====== Raw data ======
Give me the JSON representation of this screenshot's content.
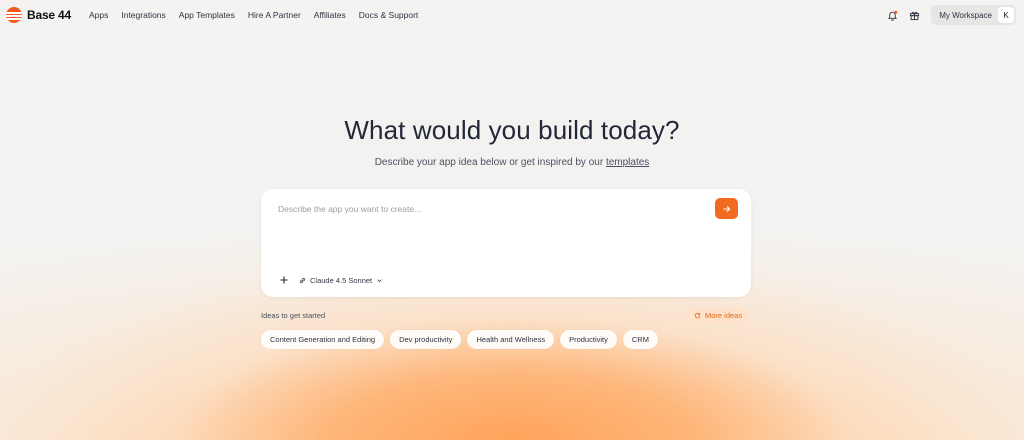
{
  "brand": {
    "name": "Base 44",
    "color": "#f25a1c"
  },
  "nav": {
    "links": [
      "Apps",
      "Integrations",
      "App Templates",
      "Hire A Partner",
      "Affiliates",
      "Docs & Support"
    ],
    "notification_icon": "bell-icon",
    "notification_dot_color": "#f25a1c",
    "gift_icon": "gift-icon",
    "workspace_label": "My Workspace",
    "avatar_initial": "K"
  },
  "hero": {
    "title": "What would you build today?",
    "subtitle_prefix": "Describe your app idea below or get inspired by our ",
    "subtitle_link": "templates"
  },
  "prompt": {
    "placeholder": "Describe the app you want to create...",
    "value": "",
    "send_icon": "arrow-right-icon",
    "accent_color": "#f26a1f",
    "add_icon": "plus-icon",
    "model_icon": "link-icon",
    "model": "Claude 4.5 Sonnet",
    "model_dropdown_icon": "chevron-down-icon"
  },
  "ideas": {
    "label": "Ideas to get started",
    "more_label": "More ideas",
    "more_icon": "refresh-icon",
    "chips": [
      "Content Generation and Editing",
      "Dev productivity",
      "Health and Wellness",
      "Productivity",
      "CRM"
    ]
  }
}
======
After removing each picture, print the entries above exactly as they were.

* Exercise response *
Give me the JSON representation of this screenshot's content.
{
  "brand": {
    "name": "Base 44",
    "color": "#f25a1c"
  },
  "nav": {
    "links": [
      "Apps",
      "Integrations",
      "App Templates",
      "Hire A Partner",
      "Affiliates",
      "Docs & Support"
    ],
    "notification_icon": "bell-icon",
    "notification_dot_color": "#f25a1c",
    "gift_icon": "gift-icon",
    "workspace_label": "My Workspace",
    "avatar_initial": "K"
  },
  "hero": {
    "title": "What would you build today?",
    "subtitle_prefix": "Describe your app idea below or get inspired by our ",
    "subtitle_link": "templates"
  },
  "prompt": {
    "placeholder": "Describe the app you want to create...",
    "value": "",
    "send_icon": "arrow-right-icon",
    "accent_color": "#f26a1f",
    "add_icon": "plus-icon",
    "model_icon": "link-icon",
    "model": "Claude 4.5 Sonnet",
    "model_dropdown_icon": "chevron-down-icon"
  },
  "ideas": {
    "label": "Ideas to get started",
    "more_label": "More ideas",
    "more_icon": "refresh-icon",
    "chips": [
      "Content Generation and Editing",
      "Dev productivity",
      "Health and Wellness",
      "Productivity",
      "CRM"
    ]
  }
}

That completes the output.